* _Task details_:
All lines in the material below that hold "Edit" should be found and copied.

* _Input material_:
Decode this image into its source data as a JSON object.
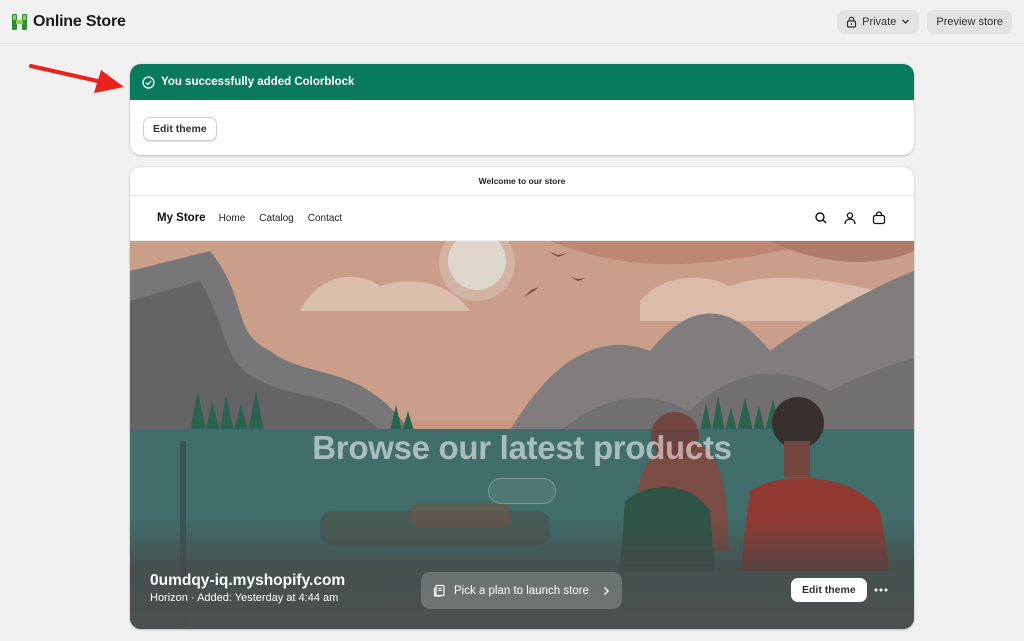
{
  "app": {
    "title": "Online Store"
  },
  "topbar": {
    "visibility_label": "Private",
    "preview_label": "Preview store"
  },
  "banner": {
    "message": "You successfully added Colorblock",
    "edit_theme_label": "Edit theme",
    "color": "#0a7a5d"
  },
  "storefront": {
    "announcement": "Welcome to our store",
    "store_name": "My Store",
    "nav": [
      "Home",
      "Catalog",
      "Contact"
    ],
    "icons": [
      "search-icon",
      "account-icon",
      "cart-icon"
    ],
    "hero_title": "Browse our latest products"
  },
  "theme_card": {
    "domain": "0umdqy-iq.myshopify.com",
    "meta": "Horizon · Added: Yesterday at 4:44 am",
    "plan_label": "Pick a plan to launch store",
    "edit_theme_label": "Edit theme"
  },
  "annotation": {
    "arrow_color": "#e8231c"
  }
}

* _Written reply_:
    "edit_theme_label": "Edit theme",
    "edit_theme_label": "Edit theme"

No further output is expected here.